At the moment, I undergo surveillance two-three times a year. Last time, the 3 appointments that I originally scheduled for a mammogram, manual exam, and ultrasound ballooned into 9 appointments when my scans came back with suspicious blips on them–and my scans always come back with suspicious blips on them. Soon I was booked for an MRI, another mammogram, two more ultrasounds, a biopsy, and full bloodwork. Surveillance took over my life for a two month period. It’s expensive (all those copays!), it’s disruptive to my work and personal life, and most of all it’s emotionally exhausting. It happens every 4 to 6 months.

With my genetic makeup and family history the odds that I will die cancer free are pretty small, but still possible. As I peer into my future, I see 40+ years of tests and scans, poking and prodding, endless waiting rooms and doctors in white coats, waiting for test results, tears and sleepless nights. Assuming a minimum of 5 appointments for surveillance, twice a year (a conservative estimate, but still), I’m looking at 400 appointments for surveillance alone before the age of 70. Need I repeat that surveillance does nothing to prevent cancer?

The most horrific thing that I can think of is not that all this testing will find cancer, but that it will never find anything and I will have wasted my life being afraid and hyper-vigilant. And so I have chosen prophylactic mastectomy not simply with the hope that it will dramatically lower my risk of breast cancer, but also with the hope that it will bring me a modicum of psychological wellbeing. There’s nothing “merely” psychological about this choice. Mind and body are connected. The psychological trauma of being BRCA+ cannot be underestimated and it has a direct impact on a woman’s quality of life and physical well being.

Not so long ago feminist health activists were fighting for women with breast cancer diagnoses to keep their breasts. The push for less invasive treatments, for lumpectomy and chemotherapy and radiation, was and is important. The emphasis on every woman’s right to bodily integrity, to not have her breasts viewed as expendable by a cavalier patriarchal medical industry, has changed cancer treatment in the United States for the better. But the lessons learned by the feminist health movements of the 1970s and 1980s about survivors in general cannot easily be mapped onto BRCA+ bodies. The ethical choices we face are knotty and feminism has not yet tackled them.

I don’t want to argue that prophylactic surgery is an unmitigated good: as every BRCA+ woman who has considered surgery knows (and what BRCA+ woman hasn’t at least considered it?), it’s most definitely mitigated. I don’t want to idealize surgery or depict women who choose surgery as brave or depict women who choose surveillance as weak. As I’ve said before, the truth is BRCA+ women don’t have good options and until we have better options it is often difficult to even know what constitutes a good choice.
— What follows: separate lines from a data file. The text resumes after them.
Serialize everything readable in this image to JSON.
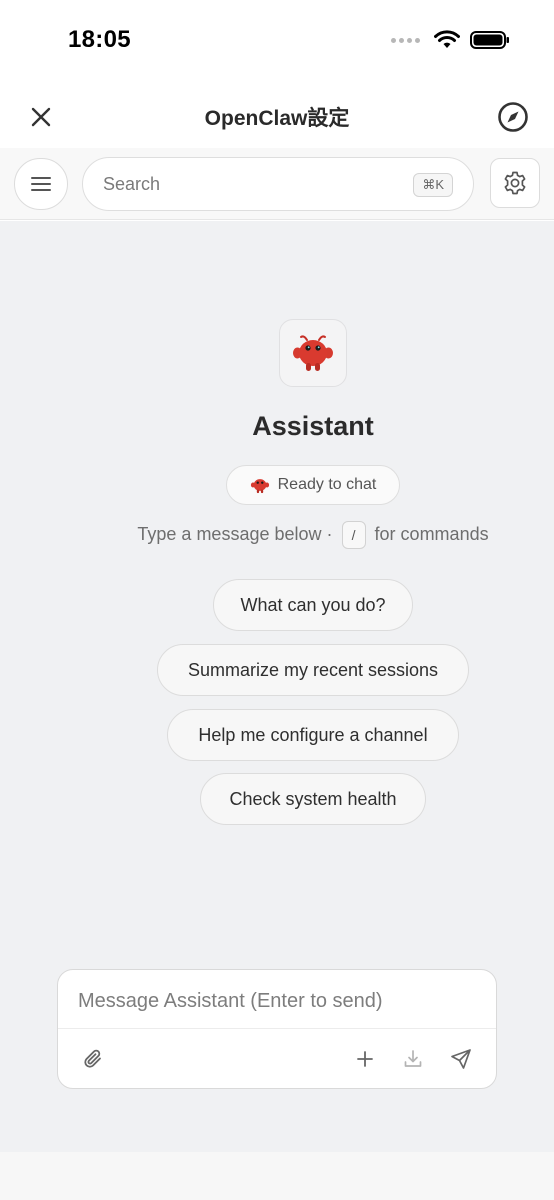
{
  "status_bar": {
    "time": "18:05"
  },
  "nav": {
    "title": "OpenClaw設定"
  },
  "toolbar": {
    "search_placeholder": "Search",
    "shortcut": "⌘K"
  },
  "assistant": {
    "name": "Assistant",
    "status": "Ready to chat",
    "hint_prefix": "Type a message below ·",
    "hint_key": "/",
    "hint_suffix": "for commands"
  },
  "suggestions": [
    "What can you do?",
    "Summarize my recent sessions",
    "Help me configure a channel",
    "Check system health"
  ],
  "composer": {
    "placeholder": "Message Assistant (Enter to send)"
  },
  "colors": {
    "accent": "#d93a2f",
    "background": "#f0f1f3"
  },
  "icons": [
    "close-icon",
    "compass-icon",
    "menu-icon",
    "gear-icon",
    "crab-icon",
    "paperclip-icon",
    "plus-icon",
    "download-icon",
    "send-icon"
  ]
}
In the meantime, these choices are incredibly personal and prophylactic mastectomy is only “good” if it brings BRCA+ women emotional peace and physical well being.